The six-berth Swift Kon-Tiki 640 offers a great layout for families with its U-shaped rear lounge and four-seat forward dinette. There are three double beds but, when the kids retire for the night, you don’t have to. That’s because there are plenty of seats for a sundowner or two.
[tl:gallery index=1 size=150×123]The Kon-Tiki’s forward kitchen had the best equipment of any comparable motorhome at the time. It didn’t have much worktop but you can use the dining table for preparing meals – it’s behind you! The washroom has a loo, basin, shower and storage cupboards. The beige colour used in the early comfort stations were gloomy but, by 1991, Swift had switched to brighter white finishes.
The Talbot Express base vehicle was introduced in the early 1980s and older models are showing their age. The 2.0-litre petrol and 2.5-litre diesel versions bumble along well enough but are asthmatic on motorway inclines. The 2.5TD models have 25 per cent more power but the Garrett blower suffered from turbo lag. We’d be more bothered about getting power-assisted steering than any particular engine. They were all rock-solid units but they look pedestrian by today’s standards.
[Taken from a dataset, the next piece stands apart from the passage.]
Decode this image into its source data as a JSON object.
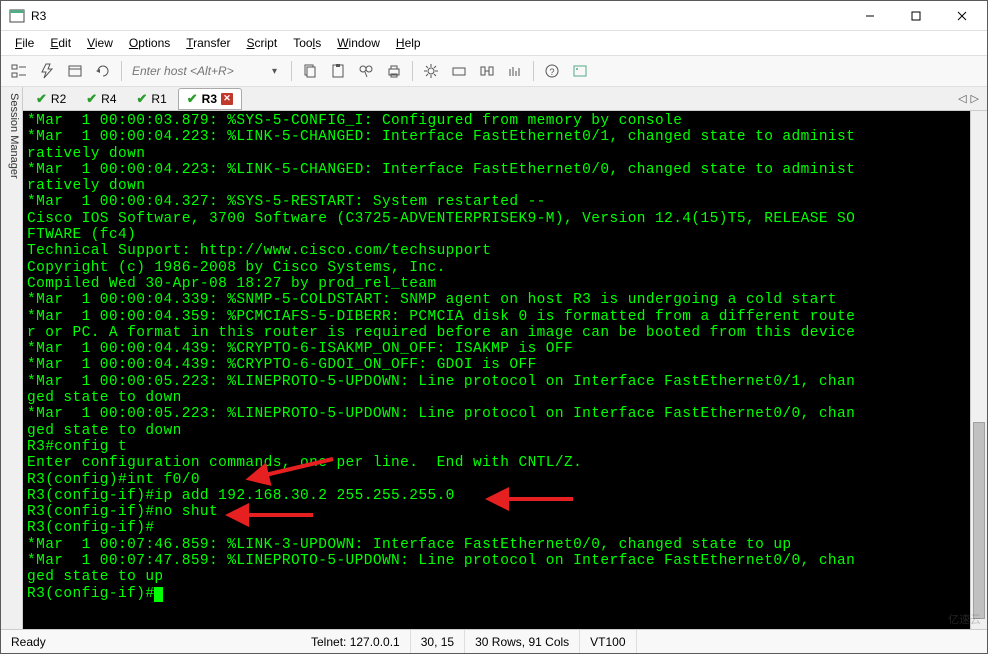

The cruising speed for the 2.0P and 2.5D is 55mph, while for the 2.5TD it’s 65mph.
Essentials • Swift Kon-Tiki 640 on Talbot Express on AL-KO chassis made in Britain between 1987 and 1994. • Overcab coachbuilt under 7m (23’) long
Tips to help you buy better
Look for oil leaks underneath. Less than wonderful gearchange should be passable if adjusted correctly. If gears crunch on downward changes, the synchro is weak or the clutch is lazy.
Inspect the wipers – the linkage pivots tend to fail. Most importantly, check for rust on the forward bulkhead (under bonnet, beneath the windscreen), the windscreen pillars and cab steps.
They didn’t earn the soubriquet ‘Leaky Kon-Tiki’ for nothing. In truth they were no worse for water ingress than most of their contemporaries. Check for damp and do so again. Be wary if it is stored undercover. Slight colour difference between cab/sides/mouldings is acceptable because they were of different materials that discoloured at different rates.
■ They sold in their thousands so plenty of cared-for examples are about.
■ AL-KO chassis uses independent suspension for better road-holding.
■ These luxury flagships cost big bucks when new, so they have usually had caring owners.
■ This British icon is still in demand. It shouldn’t be a problem to resell when you wish to update.
■ Power-assisted steering was a cost option so few have it (but you can retrofit it). If it has 16” wheels but not turbodiesel you’ll need Popeye’s muscles to park it.
■ Some Talbot Express spares such as headlights can be difficult to find.
Post-1991 face-lifted TD Vogue models with PAS. All the goodies and an easier drive. Condition is everything!
What to pay
‘Fixer-uppers’ available privately from £3000. Among ‘turnkey minters’ advertised now: 1988 2.0P, costing £6995. 1990 2.5D, 51,000 miles, £10,000. 1993 2.5TD PAS Vogue fully loaded, with chassis upgrade and more, 32,000 miles, one owner, £16,995
Or you could try…
Auto-Trail Scout or Elddis Autostratus.
Used motorhome buying advice: Swift Kon-Tiki 2007 onwards
Used motorhome buying advice: 1996-2006 Auto-Trail Arapaho / Chieftain